From the narrow alleyways you emerge into the large, bright square of Place des Martyrs. At its centre, the heroics of the Resistance Fighters of World War Two are depicted in a remembrance memorial. Around the square are numerous shops of every variety. Restaurants and cafes, with tables spilling out on the footpath, offer the tired shopper a chance to sit, rest and have a meal whilst watching others walking to and fro. During the summer months, children can have fun on the carousel rides set up in the square.
Walking further uphill, you soon reach the Place General De Gaulle where you are awakened from the sleepiness of the old town and, somewhat, rudely brought back to the reality of modern France. Nearby, the bus terminus which connects to other towns and cities along the coast, as well as to Nice Airport, adds to the hustle and bustle of a very popular town. There is a regular bus, the number 200, which runs between Cannes and Nice via Antibes.
During December, the square is transformed into a winter wonderland, where surrounding a Christmas tree numerous stalls sell a variety of goods and rides, attracting tourists and locals alike.

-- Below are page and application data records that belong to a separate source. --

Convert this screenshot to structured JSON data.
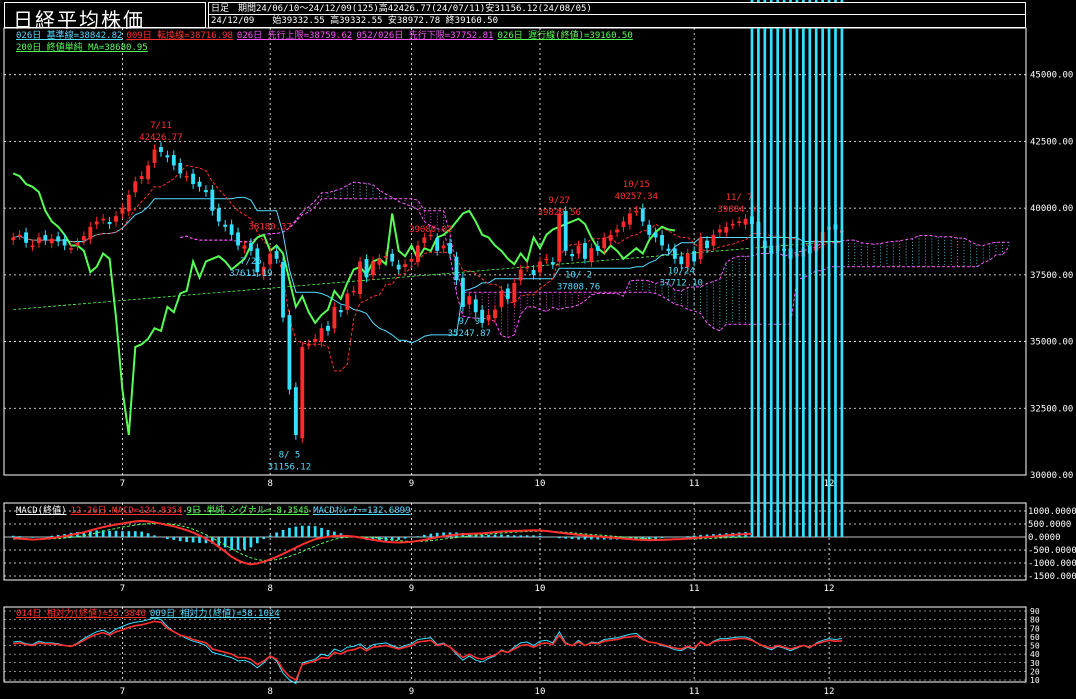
{
  "title": "日経平均株価",
  "header": {
    "line1": "日足　期間24/06/10～24/12/09(125)高42426.77(24/07/11)安31156.12(24/08/05)",
    "line2": "24/12/09　　始39332.55 高39332.55 安38972.78 終39160.50"
  },
  "legend_main": [
    {
      "text": "026日 基準線=38842.82",
      "color": "#55ddff"
    },
    {
      "text": "009日 転換線=38716.98",
      "color": "#ff3030"
    },
    {
      "text": "026日 先行上限=38759.62",
      "color": "#ff55ff"
    },
    {
      "text": "052/026日 先行下限=37752.81",
      "color": "#ff55ff"
    },
    {
      "text": "026日 遅行線(終値)=39160.50",
      "color": "#55ff55"
    }
  ],
  "legend_main2": {
    "text": "200日 終値単純 MA=38680.95",
    "color": "#55ff55"
  },
  "legend_macd": [
    {
      "text": "MACD(終値)",
      "color": "#ffffff"
    },
    {
      "text": "12-26日 MACD=124.8354",
      "color": "#ff3030"
    },
    {
      "text": "9日 単純 シグナル=-8.3545",
      "color": "#55ff55"
    },
    {
      "text": "MACDｵｼﾚｰﾀｰ=132.6899",
      "color": "#55ddff"
    }
  ],
  "legend_rsi": [
    {
      "text": "014日 相対力(終値)=55.3846",
      "color": "#ff3030"
    },
    {
      "text": "009日 相対力(終値)=58.1024",
      "color": "#55ddff"
    }
  ],
  "annotations": [
    {
      "text": "7/11",
      "day": 23,
      "price": 43000,
      "color": "#ff3030"
    },
    {
      "text": "42426.77",
      "day": 23,
      "price": 42550,
      "color": "#ff3030"
    },
    {
      "text": "38180.37",
      "day": 40,
      "price": 39200,
      "color": "#ff3030"
    },
    {
      "text": "7/26",
      "day": 37,
      "price": 37900,
      "color": "#55ddff"
    },
    {
      "text": "37611.19",
      "day": 37,
      "price": 37450,
      "color": "#55ddff"
    },
    {
      "text": "8/ 5",
      "day": 43,
      "price": 30650,
      "color": "#55ddff"
    },
    {
      "text": "31156.12",
      "day": 43,
      "price": 30200,
      "color": "#55ddff"
    },
    {
      "text": "39080.02",
      "day": 65,
      "price": 39100,
      "color": "#ff3030"
    },
    {
      "text": "9/ 9",
      "day": 71,
      "price": 35650,
      "color": "#55ddff"
    },
    {
      "text": "35247.87",
      "day": 71,
      "price": 35200,
      "color": "#55ddff"
    },
    {
      "text": "9/27",
      "day": 85,
      "price": 40200,
      "color": "#ff3030"
    },
    {
      "text": "39829.56",
      "day": 85,
      "price": 39750,
      "color": "#ff3030"
    },
    {
      "text": "10/ 2",
      "day": 88,
      "price": 37400,
      "color": "#55ddff"
    },
    {
      "text": "37808.76",
      "day": 88,
      "price": 36950,
      "color": "#55ddff"
    },
    {
      "text": "10/15",
      "day": 97,
      "price": 40800,
      "color": "#ff3030"
    },
    {
      "text": "40257.34",
      "day": 97,
      "price": 40350,
      "color": "#ff3030"
    },
    {
      "text": "10/24",
      "day": 104,
      "price": 37550,
      "color": "#55ddff"
    },
    {
      "text": "37712.10",
      "day": 104,
      "price": 37100,
      "color": "#55ddff"
    },
    {
      "text": "11/ 7",
      "day": 113,
      "price": 40300,
      "color": "#ff3030"
    },
    {
      "text": "39884.01",
      "day": 113,
      "price": 39850,
      "color": "#ff3030"
    }
  ],
  "chart_data": [
    {
      "type": "candlestick",
      "name": "日経平均株価",
      "x_tick_labels": [
        "7",
        "8",
        "9",
        "10",
        "11",
        "12"
      ],
      "x_tick_days": [
        17,
        40,
        62,
        82,
        106,
        127
      ],
      "ylim": [
        30000,
        46000
      ],
      "y_ticks": [
        30000,
        32500,
        35000,
        37500,
        40000,
        42500,
        45000
      ],
      "y_tick_labels": [
        "30000.00",
        "32500.00",
        "35000.00",
        "37500.00",
        "40000.00",
        "42500.00",
        "45000.00"
      ],
      "grid": true,
      "close": [
        38900,
        39000,
        38700,
        38600,
        38900,
        38800,
        38850,
        38750,
        38600,
        38500,
        38700,
        38950,
        39300,
        39500,
        39600,
        39400,
        39700,
        40000,
        40500,
        41000,
        41200,
        41600,
        42200,
        42100,
        41900,
        41600,
        41300,
        41200,
        40900,
        40800,
        40600,
        39900,
        39500,
        39300,
        39000,
        38600,
        38600,
        38400,
        37600,
        37800,
        38300,
        38100,
        35900,
        33200,
        31500,
        34800,
        34900,
        35100,
        35500,
        35400,
        36300,
        36100,
        36800,
        36900,
        38000,
        37400,
        38000,
        38100,
        38200,
        38000,
        37700,
        37900,
        38100,
        38600,
        38900,
        39000,
        38400,
        38600,
        38300,
        37300,
        36300,
        36700,
        36100,
        35700,
        36000,
        36200,
        36900,
        36600,
        37200,
        37700,
        37800,
        37500,
        38000,
        38100,
        37900,
        39800,
        38400,
        38200,
        38600,
        38100,
        38500,
        38400,
        38900,
        39000,
        39200,
        39500,
        39800,
        39900,
        39500,
        39000,
        38900,
        38600,
        38400,
        38100,
        37900,
        38300,
        38000,
        38900,
        38500,
        39000,
        39200,
        39300,
        39400,
        39500,
        39600,
        39400,
        38900,
        38500,
        38300,
        38600,
        38400,
        38100,
        38300,
        38500,
        38300,
        38800,
        39100,
        39300,
        39200,
        39160
      ]
    },
    {
      "type": "line",
      "name": "MACD",
      "ylim": [
        -1500,
        1000
      ],
      "y_ticks": [
        1000,
        500,
        0,
        -500,
        -1000,
        -1500
      ],
      "y_tick_labels": [
        "1000.0000",
        "500.0000",
        "0.0000",
        "-500.0000",
        "-1000.0000",
        "-1500.0000"
      ],
      "series": [
        {
          "name": "12-26日 MACD",
          "values": [
            -50,
            -60,
            -80,
            -100,
            -90,
            -70,
            -40,
            -10,
            30,
            80,
            130,
            180,
            250,
            320,
            380,
            430,
            480,
            520,
            560,
            600,
            620,
            600,
            560,
            510,
            460,
            410,
            340,
            260,
            170,
            60,
            -60,
            -200,
            -380,
            -560,
            -760,
            -900,
            -1000,
            -1050,
            -1020,
            -950,
            -860,
            -760,
            -650,
            -530,
            -410,
            -290,
            -180,
            -90,
            -30,
            10,
            40,
            50,
            40,
            20,
            -20,
            -70,
            -110,
            -150,
            -180,
            -200,
            -210,
            -200,
            -180,
            -150,
            -110,
            -60,
            -10,
            30,
            60,
            90,
            110,
            120,
            130,
            140,
            160,
            190,
            210,
            220,
            230,
            240,
            250,
            260,
            250,
            230,
            200,
            170,
            140,
            110,
            80,
            60,
            40,
            20,
            0,
            -20,
            -40,
            -60,
            -80,
            -100,
            -110,
            -120,
            -120,
            -110,
            -100,
            -90,
            -80,
            -60,
            -40,
            -20,
            0,
            20,
            40,
            60,
            80,
            100,
            110,
            124.8354
          ]
        },
        {
          "name": "9日 単純 シグナル",
          "values": [
            -80,
            -80,
            -80,
            -80,
            -80,
            -80,
            -70,
            -60,
            -40,
            -20,
            10,
            50,
            100,
            160,
            220,
            280,
            330,
            380,
            420,
            460,
            490,
            510,
            520,
            520,
            510,
            480,
            440,
            380,
            300,
            200,
            90,
            -40,
            -170,
            -310,
            -450,
            -590,
            -700,
            -800,
            -870,
            -900,
            -900,
            -870,
            -820,
            -750,
            -660,
            -560,
            -450,
            -350,
            -250,
            -160,
            -90,
            -40,
            -10,
            5,
            10,
            0,
            -20,
            -50,
            -80,
            -110,
            -140,
            -160,
            -170,
            -170,
            -160,
            -140,
            -110,
            -80,
            -50,
            -20,
            10,
            40,
            70,
            90,
            110,
            130,
            150,
            170,
            190,
            200,
            210,
            220,
            220,
            220,
            210,
            200,
            180,
            160,
            140,
            120,
            100,
            80,
            60,
            40,
            20,
            0,
            -20,
            -40,
            -55,
            -70,
            -80,
            -85,
            -90,
            -90,
            -85,
            -80,
            -75,
            -70,
            -60,
            -50,
            -40,
            -30,
            -20,
            -10,
            -8.3545
          ]
        }
      ]
    },
    {
      "type": "line",
      "name": "相対力",
      "ylim": [
        10,
        90
      ],
      "y_ticks": [
        90,
        80,
        70,
        60,
        50,
        40,
        30,
        20,
        10
      ],
      "y_tick_labels": [
        "90",
        "80",
        "70",
        "60",
        "50",
        "40",
        "30",
        "20",
        "10"
      ],
      "series": [
        {
          "name": "014日 相対力(終値)",
          "values": [
            52,
            53,
            51,
            50,
            53,
            52,
            52,
            51,
            50,
            49,
            52,
            56,
            60,
            63,
            65,
            62,
            66,
            68,
            71,
            73,
            74,
            76,
            78,
            77,
            70,
            66,
            62,
            60,
            57,
            55,
            53,
            46,
            44,
            42,
            40,
            36,
            36,
            34,
            28,
            32,
            38,
            34,
            22,
            14,
            10,
            28,
            30,
            32,
            36,
            35,
            42,
            40,
            44,
            45,
            48,
            44,
            48,
            49,
            50,
            48,
            46,
            48,
            50,
            54,
            55,
            56,
            50,
            52,
            48,
            42,
            36,
            40,
            36,
            34,
            37,
            39,
            44,
            42,
            46,
            50,
            51,
            48,
            52,
            53,
            51,
            62,
            52,
            50,
            54,
            50,
            53,
            52,
            55,
            56,
            57,
            59,
            60,
            61,
            57,
            54,
            53,
            51,
            49,
            47,
            46,
            49,
            47,
            54,
            50,
            54,
            56,
            56,
            57,
            58,
            58,
            56,
            52,
            49,
            47,
            50,
            48,
            46,
            48,
            50,
            48,
            52,
            54,
            56,
            55,
            55.3846
          ]
        },
        {
          "name": "009日 相対力(終値)",
          "values": [
            54,
            55,
            52,
            51,
            55,
            53,
            53,
            52,
            50,
            49,
            53,
            58,
            62,
            66,
            68,
            64,
            69,
            72,
            75,
            77,
            78,
            80,
            82,
            80,
            72,
            66,
            62,
            58,
            55,
            53,
            50,
            42,
            40,
            38,
            36,
            32,
            33,
            30,
            24,
            30,
            38,
            32,
            18,
            10,
            6,
            30,
            32,
            34,
            40,
            38,
            46,
            43,
            48,
            49,
            52,
            46,
            51,
            52,
            53,
            50,
            47,
            50,
            52,
            57,
            58,
            59,
            51,
            53,
            48,
            40,
            33,
            38,
            33,
            31,
            35,
            38,
            45,
            42,
            48,
            53,
            54,
            50,
            55,
            56,
            53,
            66,
            53,
            50,
            56,
            50,
            54,
            53,
            57,
            58,
            59,
            61,
            63,
            64,
            58,
            54,
            53,
            50,
            48,
            45,
            44,
            48,
            45,
            55,
            50,
            55,
            58,
            58,
            59,
            60,
            60,
            57,
            52,
            48,
            45,
            49,
            47,
            44,
            47,
            50,
            47,
            53,
            56,
            58,
            57,
            58.1024
          ]
        }
      ]
    }
  ]
}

In the evenings the aroma of roasting chestnuts brings warmth to the cold night air. The Pièce de résistance is the son et lumière show which is performed nightly where coloured lasers light up the surrounding buildings.
Off the square, tree-lined avenues with prestigious apartment blocks, commercial and office buildings, add to the diversity of Antibes and contrast to the beauty of the old town. It is little wonder Pablo Picasso was attracted here and was invited to stay at the Chateau Grimaldi in 1946. He remained for six months, painting and drawing numerous pieces of art, including some ceramics and tapestries of the surrounding area. On his departure he left all his works behind, and the Chateau became officially known as the Picasso Museum.

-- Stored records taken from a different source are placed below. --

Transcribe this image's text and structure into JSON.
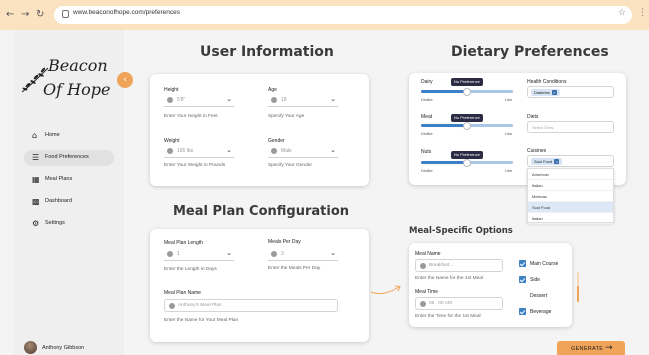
{
  "browser": {
    "url": "www.beaconofhope.com/preferences"
  },
  "sidebar": {
    "logo_line1": "Beacon",
    "logo_line2": "Of Hope",
    "items": [
      {
        "label": "Home",
        "icon": "home-icon"
      },
      {
        "label": "Food Preferences",
        "icon": "utensils-icon",
        "active": true
      },
      {
        "label": "Meal Plans",
        "icon": "meal-plans-icon"
      },
      {
        "label": "Dashboard",
        "icon": "dashboard-icon"
      },
      {
        "label": "Settings",
        "icon": "gear-icon"
      }
    ],
    "user_name": "Anthony Gibbson"
  },
  "user_info": {
    "title": "User Information",
    "height_label": "Height",
    "height_value": "5'8\"",
    "height_hint": "Enter Your Height in Feet",
    "age_label": "Age",
    "age_value": "18",
    "age_hint": "Specify Your Age",
    "weight_label": "Weight",
    "weight_value": "165 lbs",
    "weight_hint": "Enter Your Weight in Pounds",
    "gender_label": "Gender",
    "gender_value": "Male",
    "gender_hint": "Specify Your Gender"
  },
  "dietary": {
    "title": "Dietary Preferences",
    "sliders": [
      {
        "name": "Dairy",
        "bubble": "No Preference",
        "min": "Dislike",
        "max": "Like",
        "level": 0.5
      },
      {
        "name": "Meat",
        "bubble": "No Preference",
        "min": "Dislike",
        "max": "Like",
        "level": 0.5
      },
      {
        "name": "Nuts",
        "bubble": "No Preference",
        "min": "Dislike",
        "max": "Like",
        "level": 0.5
      }
    ],
    "health_label": "Health Conditions",
    "health_chip": "Diabetes",
    "diets_label": "Diets",
    "diets_placeholder": "Select Diets",
    "cuisines_label": "Cuisines",
    "cuisines_chip": "Soul Food",
    "cuisine_options": [
      "American",
      "Italian",
      "Mexican",
      "Soul Food",
      "Italian"
    ]
  },
  "meal_plan": {
    "title": "Meal Plan Configuration",
    "length_label": "Meal Plan Length",
    "length_value": "1",
    "length_hint": "Enter the Length in Days",
    "per_day_label": "Meals Per Day",
    "per_day_value": "3",
    "per_day_hint": "Enter the Meals Per Day",
    "name_label": "Meal Plan Name",
    "name_placeholder": "Anthony's Meal Plan",
    "name_hint": "Enter the Name for Your Meal Plan"
  },
  "meal_specific": {
    "title": "Meal-Specific Options",
    "meal_name_label": "Meal Name",
    "meal_name_placeholder": "Breakfast...",
    "meal_name_hint": "Enter the Name for the 1st Meal",
    "meal_time_label": "Meal Time",
    "meal_time_placeholder": "06 : 00 AM",
    "meal_time_hint": "Enter the Time for the 1st Meal",
    "options": [
      {
        "label": "Main Course",
        "checked": true
      },
      {
        "label": "Side",
        "checked": true
      },
      {
        "label": "Dessert",
        "checked": false
      },
      {
        "label": "Beverage",
        "checked": true
      }
    ],
    "scroll_level": 0.55
  },
  "generate_label": "GENERATE",
  "colors": {
    "chrome": "#fbe3c2",
    "accent": "#f0a45a",
    "check": "#3b7fc4"
  }
}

Visitors can use Antibes as a base or stay in one of the nearby towns, such as Golfe Juan or Jaun-les-Pins. At the southernmost tip of the Cap d’Antibes the five star hôtel du Cap Eden is situated in a private 9-hectare park and offers a superior room for €670 per night during autumn. The hôtel de la Mer, Golfe Juan is located only 5 minutes walking from a fine sandy beach and offers accommodation from €72 a night at low season. Regardless where you choose to stay there are a vast array of hotels to suit any budget.
Along 25 km of coastline between Antibes and Juan-les-Pins there are some 48 beaches. Antibes has three public beaches – La Gravette is situated below the port and is a tiny sandy inlet protected by a breakwater making it safe for children. Another 1.5 km further on the larger beaches of Plage de Ponteil and Plage de la Salis are good, but get crowded during peak season. Many beaches are privately operated, renting parasols and sun loungers. Fees average between €6 – €10 for a changing room and lounge chair and €2 – €4 for a parasol. Juan-les-Pins is one large beach, lined by a promenade which is dotted with cafes and restaurants. Most are open only from April to October.

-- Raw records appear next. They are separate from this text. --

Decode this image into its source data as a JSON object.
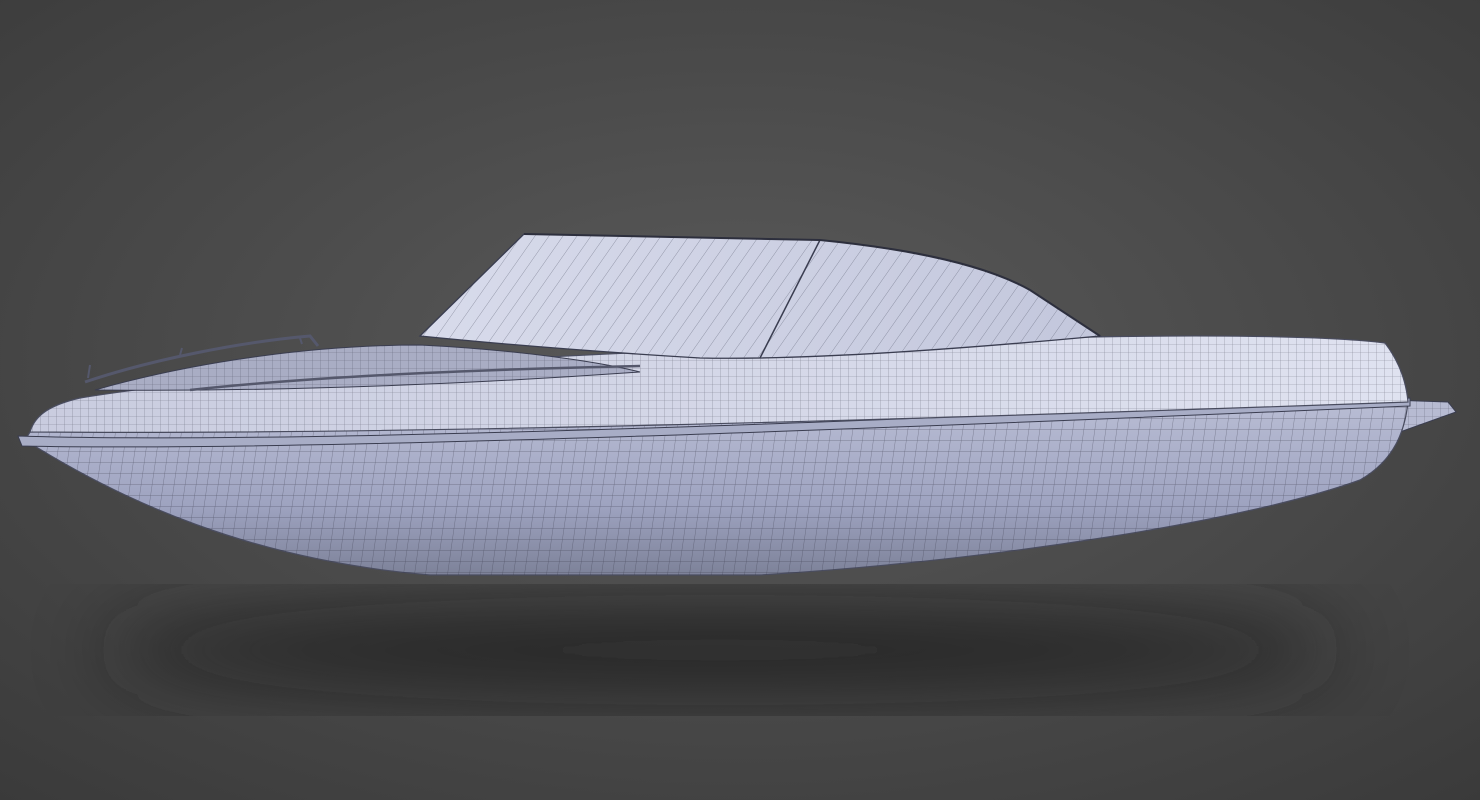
{
  "scene": {
    "subject": "speedboat-wireframe",
    "colors": {
      "background_center": "#5a5a5a",
      "background_edge": "#3c3c3c",
      "hull_light": "#d4d7e8",
      "hull_dark": "#8a8fab",
      "wire": "#2a2c3a"
    }
  }
}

Leaving it all behind and heading off to other destinations along the Côte d’Azur, you will long for the day when you can return to wonderful Antibes.
RLB – Tomewriter